Task prompt: Return all the records, each one exactly as given.

Given entries:
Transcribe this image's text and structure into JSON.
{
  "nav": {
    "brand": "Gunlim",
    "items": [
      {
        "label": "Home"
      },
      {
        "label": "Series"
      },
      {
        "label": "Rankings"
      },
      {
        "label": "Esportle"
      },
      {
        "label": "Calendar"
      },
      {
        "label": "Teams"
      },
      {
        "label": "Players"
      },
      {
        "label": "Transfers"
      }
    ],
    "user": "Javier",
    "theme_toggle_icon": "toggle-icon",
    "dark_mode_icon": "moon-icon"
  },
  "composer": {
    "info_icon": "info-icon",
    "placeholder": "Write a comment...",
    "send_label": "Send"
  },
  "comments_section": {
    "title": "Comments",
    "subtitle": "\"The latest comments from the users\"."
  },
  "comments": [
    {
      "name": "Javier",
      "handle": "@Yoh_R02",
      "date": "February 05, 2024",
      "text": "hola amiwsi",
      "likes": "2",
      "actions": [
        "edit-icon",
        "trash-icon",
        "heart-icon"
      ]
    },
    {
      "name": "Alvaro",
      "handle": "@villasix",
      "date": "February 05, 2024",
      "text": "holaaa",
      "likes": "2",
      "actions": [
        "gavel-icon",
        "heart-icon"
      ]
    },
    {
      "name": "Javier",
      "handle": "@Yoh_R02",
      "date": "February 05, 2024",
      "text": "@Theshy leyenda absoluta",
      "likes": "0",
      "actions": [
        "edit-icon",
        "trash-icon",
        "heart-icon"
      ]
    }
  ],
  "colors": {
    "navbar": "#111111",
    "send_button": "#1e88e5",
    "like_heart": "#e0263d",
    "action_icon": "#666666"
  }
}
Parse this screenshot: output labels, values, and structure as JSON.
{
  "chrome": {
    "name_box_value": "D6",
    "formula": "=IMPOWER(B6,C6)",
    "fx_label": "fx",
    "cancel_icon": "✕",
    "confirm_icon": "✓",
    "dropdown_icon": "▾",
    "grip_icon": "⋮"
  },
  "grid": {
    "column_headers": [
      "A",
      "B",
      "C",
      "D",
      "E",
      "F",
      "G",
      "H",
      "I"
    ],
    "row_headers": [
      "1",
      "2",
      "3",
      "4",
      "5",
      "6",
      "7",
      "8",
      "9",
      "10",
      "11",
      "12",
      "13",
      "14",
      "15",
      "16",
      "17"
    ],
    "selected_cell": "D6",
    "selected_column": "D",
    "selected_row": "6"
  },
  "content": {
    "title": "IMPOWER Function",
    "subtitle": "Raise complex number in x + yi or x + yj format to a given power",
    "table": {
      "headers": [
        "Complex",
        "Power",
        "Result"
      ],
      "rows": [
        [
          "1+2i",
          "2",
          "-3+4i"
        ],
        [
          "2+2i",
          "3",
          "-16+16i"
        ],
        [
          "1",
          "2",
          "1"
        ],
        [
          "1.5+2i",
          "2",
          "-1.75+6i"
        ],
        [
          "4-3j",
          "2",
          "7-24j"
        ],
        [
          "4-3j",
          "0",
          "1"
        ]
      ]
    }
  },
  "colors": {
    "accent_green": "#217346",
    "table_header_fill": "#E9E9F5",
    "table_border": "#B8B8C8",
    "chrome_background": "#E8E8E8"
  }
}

Exercise result:
Transcribe this image's text and structure into JSON.
{
  "nav": {
    "brand": "Gunlim",
    "items": [
      {
        "label": "Home"
      },
      {
        "label": "Series"
      },
      {
        "label": "Rankings"
      },
      {
        "label": "Esportle"
      },
      {
        "label": "Calendar"
      },
      {
        "label": "Teams"
      },
      {
        "label": "Players"
      },
      {
        "label": "Transfers"
      }
    ],
    "user": "Javier",
    "theme_toggle_icon": "toggle-icon",
    "dark_mode_icon": "moon-icon"
  },
  "composer": {
    "info_icon": "info-icon",
    "placeholder": "Write a comment...",
    "send_label": "Send"
  },
  "comments_section": {
    "title": "Comments",
    "subtitle": "\"The latest comments from the users\"."
  },
  "comments": [
    {
      "name": "Javier",
      "handle": "@Yoh_R02",
      "date": "February 05, 2024",
      "text": "hola amiwsi",
      "likes": "2",
      "actions": [
        "edit-icon",
        "trash-icon",
        "heart-icon"
      ]
    },
    {
      "name": "Alvaro",
      "handle": "@villasix",
      "date": "February 05, 2024",
      "text": "holaaa",
      "likes": "2",
      "actions": [
        "gavel-icon",
        "heart-icon"
      ]
    },
    {
      "name": "Javier",
      "handle": "@Yoh_R02",
      "date": "February 05, 2024",
      "text": "@Theshy leyenda absoluta",
      "likes": "0",
      "actions": [
        "edit-icon",
        "trash-icon",
        "heart-icon"
      ]
    }
  ],
  "colors": {
    "navbar": "#111111",
    "send_button": "#1e88e5",
    "like_heart": "#e0263d",
    "action_icon": "#666666"
  }
}
Parse this screenshot: output labels, values, and structure as JSON.
{
  "chrome": {
    "name_box_value": "D6",
    "formula": "=IMPOWER(B6,C6)",
    "fx_label": "fx",
    "cancel_icon": "✕",
    "confirm_icon": "✓",
    "dropdown_icon": "▾",
    "grip_icon": "⋮"
  },
  "grid": {
    "column_headers": [
      "A",
      "B",
      "C",
      "D",
      "E",
      "F",
      "G",
      "H",
      "I"
    ],
    "row_headers": [
      "1",
      "2",
      "3",
      "4",
      "5",
      "6",
      "7",
      "8",
      "9",
      "10",
      "11",
      "12",
      "13",
      "14",
      "15",
      "16",
      "17"
    ],
    "selected_cell": "D6",
    "selected_column": "D",
    "selected_row": "6"
  },
  "content": {
    "title": "IMPOWER Function",
    "subtitle": "Raise complex number in x + yi or x + yj format to a given power",
    "table": {
      "headers": [
        "Complex",
        "Power",
        "Result"
      ],
      "rows": [
        [
          "1+2i",
          "2",
          "-3+4i"
        ],
        [
          "2+2i",
          "3",
          "-16+16i"
        ],
        [
          "1",
          "2",
          "1"
        ],
        [
          "1.5+2i",
          "2",
          "-1.75+6i"
        ],
        [
          "4-3j",
          "2",
          "7-24j"
        ],
        [
          "4-3j",
          "0",
          "1"
        ]
      ]
    }
  },
  "colors": {
    "accent_green": "#217346",
    "table_header_fill": "#E9E9F5",
    "table_border": "#B8B8C8",
    "chrome_background": "#E8E8E8"
  }
}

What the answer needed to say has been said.